• EXERCISE DIRECTIONS: The number of lines containing the word "JSON" is all you should give; count them in the records below.

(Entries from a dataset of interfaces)

------------------------------

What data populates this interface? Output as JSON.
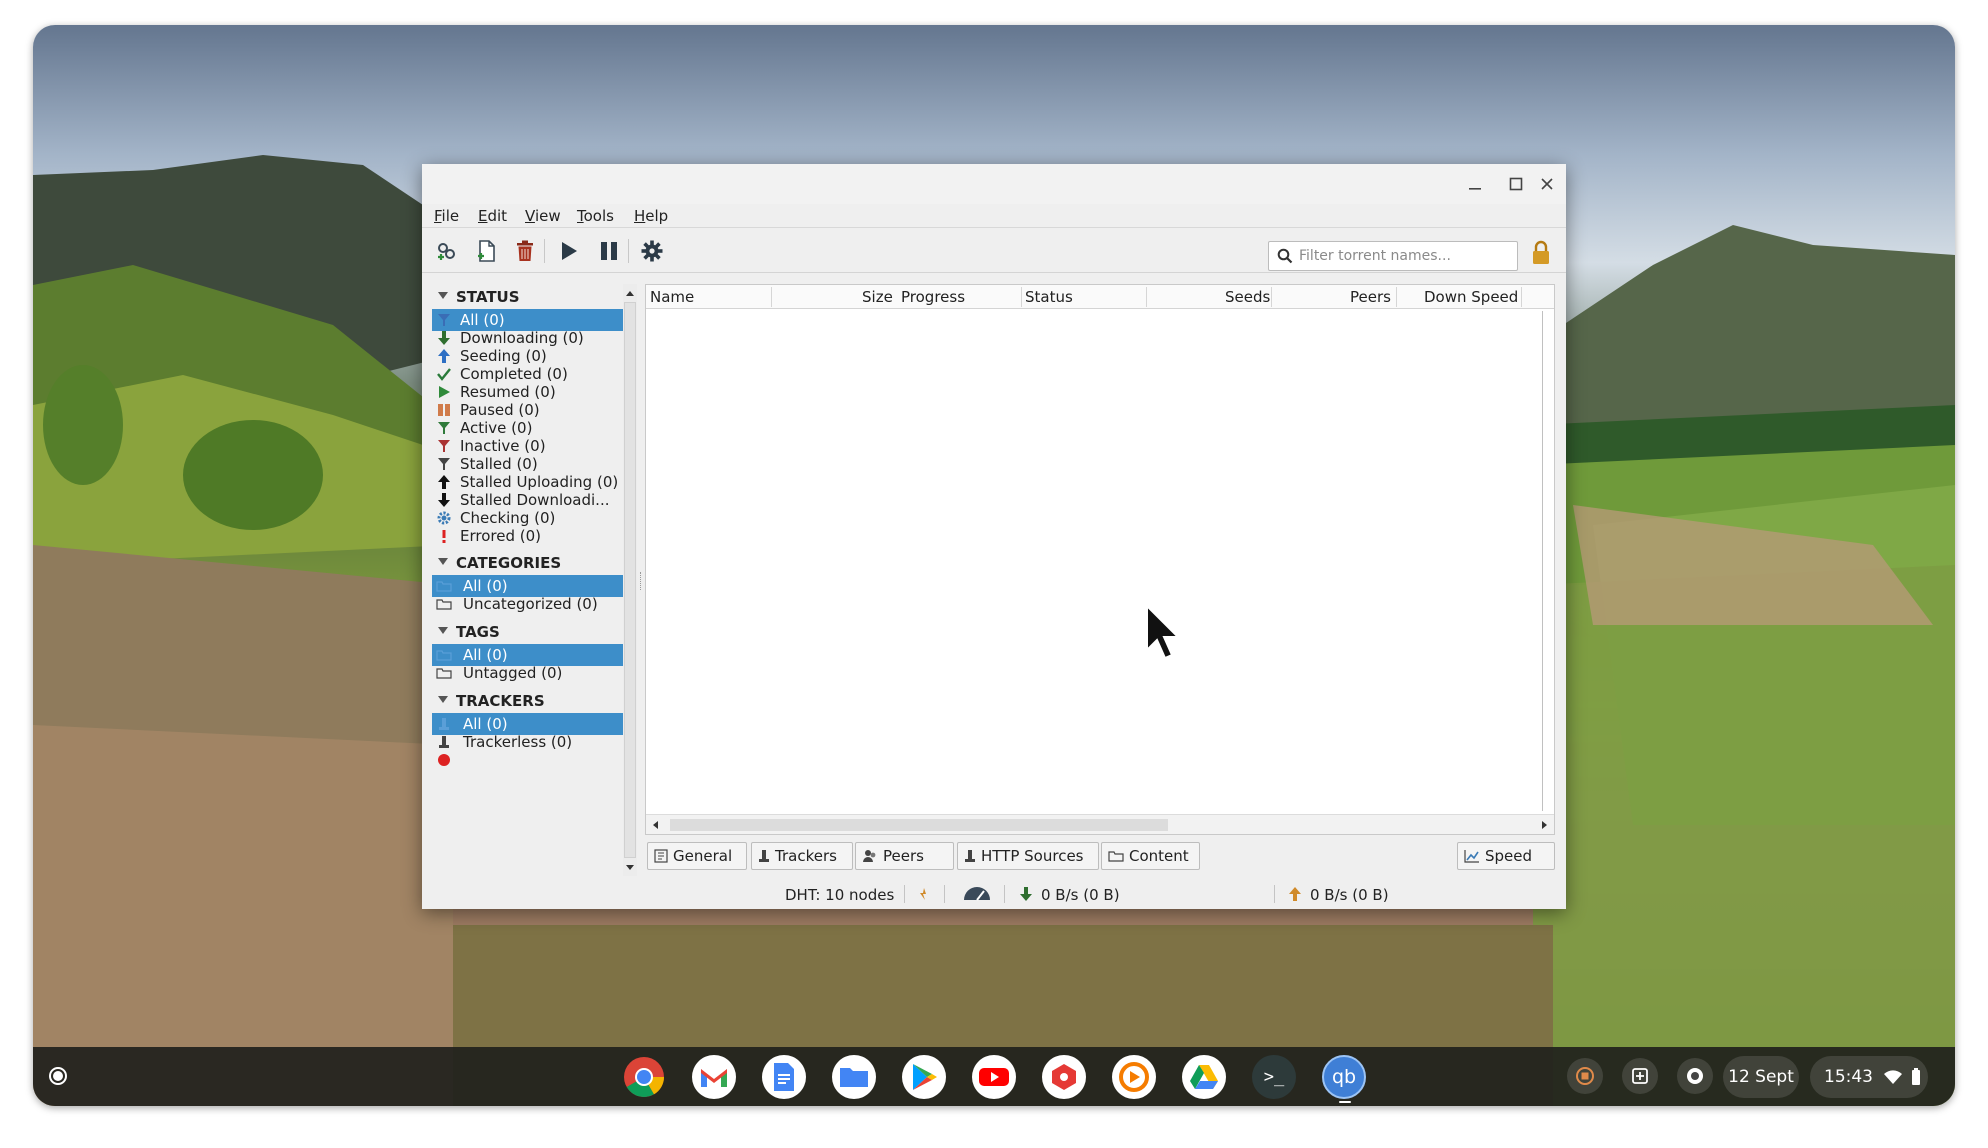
{
  "menu": {
    "items": [
      {
        "label_pre": "",
        "label_u": "F",
        "label_post": "ile"
      },
      {
        "label_pre": "",
        "label_u": "E",
        "label_post": "dit"
      },
      {
        "label_pre": "",
        "label_u": "V",
        "label_post": "iew"
      },
      {
        "label_pre": "",
        "label_u": "T",
        "label_post": "ools"
      },
      {
        "label_pre": "",
        "label_u": "H",
        "label_post": "elp"
      }
    ]
  },
  "toolbar": {
    "search_placeholder": "Filter torrent names..."
  },
  "sidebar": {
    "status_title": "STATUS",
    "status_items": [
      {
        "label": "All (0)",
        "icon": "filter-icon",
        "color": "#3a6db5"
      },
      {
        "label": "Downloading (0)",
        "icon": "download-arrow-icon",
        "color": "#2f6e2f"
      },
      {
        "label": "Seeding (0)",
        "icon": "upload-arrow-icon",
        "color": "#2d6fc4"
      },
      {
        "label": "Completed (0)",
        "icon": "checkmark-icon",
        "color": "#2a7a3a"
      },
      {
        "label": "Resumed (0)",
        "icon": "play-icon",
        "color": "#2f8a3a"
      },
      {
        "label": "Paused (0)",
        "icon": "pause-icon",
        "color": "#d07b4a"
      },
      {
        "label": "Active (0)",
        "icon": "filter-icon",
        "color": "#2f7a3a"
      },
      {
        "label": "Inactive (0)",
        "icon": "filter-icon",
        "color": "#a33"
      },
      {
        "label": "Stalled (0)",
        "icon": "filter-icon",
        "color": "#444"
      },
      {
        "label": "Stalled Uploading (0)",
        "icon": "upload-arrow-icon",
        "color": "#111"
      },
      {
        "label": "Stalled Downloadi...",
        "icon": "download-arrow-icon",
        "color": "#111"
      },
      {
        "label": "Checking (0)",
        "icon": "gear-icon",
        "color": "#3a7ab5"
      },
      {
        "label": "Errored (0)",
        "icon": "exclamation-icon",
        "color": "#d22"
      }
    ],
    "categories_title": "CATEGORIES",
    "category_items": [
      {
        "label": "All (0)"
      },
      {
        "label": "Uncategorized (0)"
      }
    ],
    "tags_title": "TAGS",
    "tag_items": [
      {
        "label": "All (0)"
      },
      {
        "label": "Untagged (0)"
      }
    ],
    "trackers_title": "TRACKERS",
    "tracker_items": [
      {
        "label": "All (0)"
      },
      {
        "label": "Trackerless (0)"
      }
    ]
  },
  "list": {
    "columns": [
      "Name",
      "Size",
      "Progress",
      "Status",
      "Seeds",
      "Peers",
      "Down Speed"
    ]
  },
  "tabs": {
    "general": "General",
    "trackers": "Trackers",
    "peers": "Peers",
    "http_sources": "HTTP Sources",
    "content": "Content",
    "speed": "Speed"
  },
  "statusbar": {
    "dht": "DHT: 10 nodes",
    "download": "0 B/s (0 B)",
    "upload": "0 B/s (0 B)"
  },
  "shelf": {
    "date": "12 Sept",
    "time": "15:43",
    "apps": [
      "chrome-icon",
      "gmail-icon",
      "docs-icon",
      "files-icon",
      "play-store-icon",
      "youtube-icon",
      "red-app-icon",
      "orange-app-icon",
      "google-drive-icon",
      "terminal-icon",
      "qbittorrent-icon"
    ],
    "terminal_glyph": ">_",
    "qb_glyph": "qb"
  },
  "colors": {
    "selection": "#3d8ec9",
    "accent_lock": "#c98a1a"
  }
}
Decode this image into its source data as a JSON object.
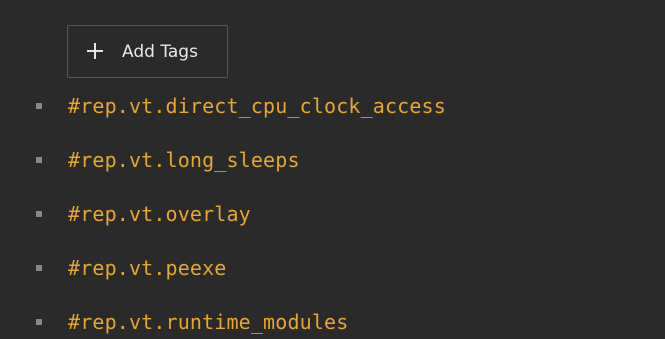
{
  "colors": {
    "background": "#2a2a2a",
    "button_border": "#555555",
    "button_text": "#e8e8e8",
    "tag_text": "#e7a531",
    "bullet": "#888888"
  },
  "actions": {
    "add_tags": {
      "icon": "plus-icon",
      "label": "Add Tags"
    }
  },
  "tags": [
    {
      "label": "#rep.vt.direct_cpu_clock_access"
    },
    {
      "label": "#rep.vt.long_sleeps"
    },
    {
      "label": "#rep.vt.overlay"
    },
    {
      "label": "#rep.vt.peexe"
    },
    {
      "label": "#rep.vt.runtime_modules"
    }
  ]
}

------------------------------

• FINAL ANSWER: 2